Q. What is the difference between “just cause” and “at will” termination?
A. The term “just cause” termination is often used to differentiate between a termination for cause based on a contract from that of a reduction in force or simple exertion of at-will employment rights. In essence, just cause termination requires a reason as well as a specific protocol for an unbiased, fair investigation based on reasonable expectations and clear factual evidence. In a pure at-will employment situation, employers do not have to provide a reason for termination unless there is a request made by statute.
The meaning of “just cause” in an employment contract should be distinguished from the meaning of “just cause” in a union setting. Most collective bargaining agreements require “just cause” for discipline and discharge. If a union files a grievance over the termination or discipline of a union member, the employer typically has the burden to show “just cause” existed for the termination. In the union context, “just cause” is a term of art that labor lawyers and labor arbitrators understand has a certain meaning, which may be different from the meaning of “just cause” in an employment contract.
In the employment context, “just cause” is protection for the employer (who can avoid severance obligations in a wantonly severe misconduct situation) and for the employee (who obtains severance unless there is demonstrable just cause). In some respects, all terminations should have a “just cause” element. No one enjoys — and it is certainly a poor use of Human Resources — when an employee is fired for no reason. As such, just cause requires notice that an employee has violated a reasonable policy or procedure; the employer must initiate a fair and unbiased investigation that leads to sufficient and solid evidence of which the employee is entitled to receive copies; and finally the termination (or discipline) must be appropriate and equally administered to all employees.

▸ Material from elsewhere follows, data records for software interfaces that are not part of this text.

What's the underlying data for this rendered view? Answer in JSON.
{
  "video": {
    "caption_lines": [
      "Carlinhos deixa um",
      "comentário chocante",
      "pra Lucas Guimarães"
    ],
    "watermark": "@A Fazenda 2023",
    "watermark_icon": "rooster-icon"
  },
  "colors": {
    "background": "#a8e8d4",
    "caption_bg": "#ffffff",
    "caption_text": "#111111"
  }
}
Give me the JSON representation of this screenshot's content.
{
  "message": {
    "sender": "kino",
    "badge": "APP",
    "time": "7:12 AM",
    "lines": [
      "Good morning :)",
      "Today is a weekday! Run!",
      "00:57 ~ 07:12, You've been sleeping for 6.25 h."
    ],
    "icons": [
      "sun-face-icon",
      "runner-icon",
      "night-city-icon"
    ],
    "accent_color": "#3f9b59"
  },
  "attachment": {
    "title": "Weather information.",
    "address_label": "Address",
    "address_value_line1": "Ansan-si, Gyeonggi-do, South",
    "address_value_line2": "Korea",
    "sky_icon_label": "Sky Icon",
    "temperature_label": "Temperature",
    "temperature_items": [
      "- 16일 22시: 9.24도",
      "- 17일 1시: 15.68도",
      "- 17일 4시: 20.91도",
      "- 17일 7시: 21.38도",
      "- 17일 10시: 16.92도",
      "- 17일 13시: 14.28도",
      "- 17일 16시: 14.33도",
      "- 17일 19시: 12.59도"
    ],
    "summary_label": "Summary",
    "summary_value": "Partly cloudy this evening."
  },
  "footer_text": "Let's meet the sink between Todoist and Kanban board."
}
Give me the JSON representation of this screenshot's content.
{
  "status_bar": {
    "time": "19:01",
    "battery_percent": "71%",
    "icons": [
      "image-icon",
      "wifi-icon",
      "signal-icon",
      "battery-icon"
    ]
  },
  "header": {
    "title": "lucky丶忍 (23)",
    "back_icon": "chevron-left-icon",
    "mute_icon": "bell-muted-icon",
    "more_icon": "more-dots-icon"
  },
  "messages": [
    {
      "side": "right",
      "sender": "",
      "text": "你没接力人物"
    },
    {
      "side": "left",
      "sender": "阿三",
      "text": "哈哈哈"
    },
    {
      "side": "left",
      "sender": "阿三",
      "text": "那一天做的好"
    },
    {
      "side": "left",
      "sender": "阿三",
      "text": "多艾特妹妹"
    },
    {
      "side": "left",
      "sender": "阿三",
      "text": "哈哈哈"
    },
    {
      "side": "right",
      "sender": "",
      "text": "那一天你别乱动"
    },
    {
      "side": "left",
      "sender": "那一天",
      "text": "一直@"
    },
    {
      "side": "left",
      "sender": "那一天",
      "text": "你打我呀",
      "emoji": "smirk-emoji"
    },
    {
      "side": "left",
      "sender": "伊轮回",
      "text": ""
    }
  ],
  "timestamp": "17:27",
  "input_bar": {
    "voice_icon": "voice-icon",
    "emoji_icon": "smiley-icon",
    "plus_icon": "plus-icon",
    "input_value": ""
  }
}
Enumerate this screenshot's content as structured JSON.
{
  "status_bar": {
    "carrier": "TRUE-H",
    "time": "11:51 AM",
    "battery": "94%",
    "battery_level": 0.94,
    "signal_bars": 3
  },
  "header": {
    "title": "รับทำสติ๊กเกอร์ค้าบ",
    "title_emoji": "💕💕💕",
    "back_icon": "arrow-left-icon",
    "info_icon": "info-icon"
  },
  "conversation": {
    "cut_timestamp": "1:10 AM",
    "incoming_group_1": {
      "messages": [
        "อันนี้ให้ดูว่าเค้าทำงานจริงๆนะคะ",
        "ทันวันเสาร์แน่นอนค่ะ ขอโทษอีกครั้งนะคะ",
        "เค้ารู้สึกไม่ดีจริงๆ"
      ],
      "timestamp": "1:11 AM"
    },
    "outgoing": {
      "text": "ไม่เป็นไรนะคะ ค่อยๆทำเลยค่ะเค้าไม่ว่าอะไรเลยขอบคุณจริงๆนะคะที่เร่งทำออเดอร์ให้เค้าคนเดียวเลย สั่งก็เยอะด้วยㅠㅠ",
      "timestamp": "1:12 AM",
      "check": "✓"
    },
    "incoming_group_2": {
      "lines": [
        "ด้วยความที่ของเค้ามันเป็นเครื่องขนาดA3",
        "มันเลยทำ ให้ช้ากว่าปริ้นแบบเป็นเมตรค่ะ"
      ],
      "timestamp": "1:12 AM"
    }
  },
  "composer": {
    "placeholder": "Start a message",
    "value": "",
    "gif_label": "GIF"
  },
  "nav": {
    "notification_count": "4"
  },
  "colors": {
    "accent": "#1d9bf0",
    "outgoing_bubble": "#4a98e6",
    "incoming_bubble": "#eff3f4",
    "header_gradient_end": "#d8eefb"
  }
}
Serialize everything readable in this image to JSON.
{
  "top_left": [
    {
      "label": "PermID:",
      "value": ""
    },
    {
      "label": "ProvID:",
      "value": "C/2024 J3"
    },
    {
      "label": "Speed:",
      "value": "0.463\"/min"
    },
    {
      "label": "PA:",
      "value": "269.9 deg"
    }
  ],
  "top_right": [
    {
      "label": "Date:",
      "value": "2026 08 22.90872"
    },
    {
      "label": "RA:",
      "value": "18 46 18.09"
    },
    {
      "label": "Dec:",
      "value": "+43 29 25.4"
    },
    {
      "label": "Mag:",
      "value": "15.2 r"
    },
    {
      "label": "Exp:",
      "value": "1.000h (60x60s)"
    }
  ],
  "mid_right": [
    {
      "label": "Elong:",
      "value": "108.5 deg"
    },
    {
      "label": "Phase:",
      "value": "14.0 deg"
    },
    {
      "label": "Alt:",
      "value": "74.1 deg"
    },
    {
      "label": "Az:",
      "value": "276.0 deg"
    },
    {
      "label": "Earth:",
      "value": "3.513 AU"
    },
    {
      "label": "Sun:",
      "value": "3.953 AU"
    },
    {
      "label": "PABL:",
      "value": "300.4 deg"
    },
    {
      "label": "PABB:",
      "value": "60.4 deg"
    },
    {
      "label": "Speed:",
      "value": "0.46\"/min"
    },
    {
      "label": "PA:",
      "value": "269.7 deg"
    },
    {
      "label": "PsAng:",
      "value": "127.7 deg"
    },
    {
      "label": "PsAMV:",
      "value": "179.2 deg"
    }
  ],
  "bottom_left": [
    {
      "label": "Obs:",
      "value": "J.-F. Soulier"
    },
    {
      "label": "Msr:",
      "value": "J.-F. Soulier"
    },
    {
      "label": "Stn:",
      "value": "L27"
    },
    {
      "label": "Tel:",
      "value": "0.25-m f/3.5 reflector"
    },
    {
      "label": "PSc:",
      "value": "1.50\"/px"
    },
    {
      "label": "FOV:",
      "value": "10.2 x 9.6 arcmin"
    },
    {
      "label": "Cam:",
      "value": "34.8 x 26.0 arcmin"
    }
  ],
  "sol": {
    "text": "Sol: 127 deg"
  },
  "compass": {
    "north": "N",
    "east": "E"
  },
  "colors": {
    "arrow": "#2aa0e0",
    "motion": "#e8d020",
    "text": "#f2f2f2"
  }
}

Disclaimer: No response to the above queries is intended as legal advice. The answers are general answers based on general questions. If you need legal advice, please consult an attorney.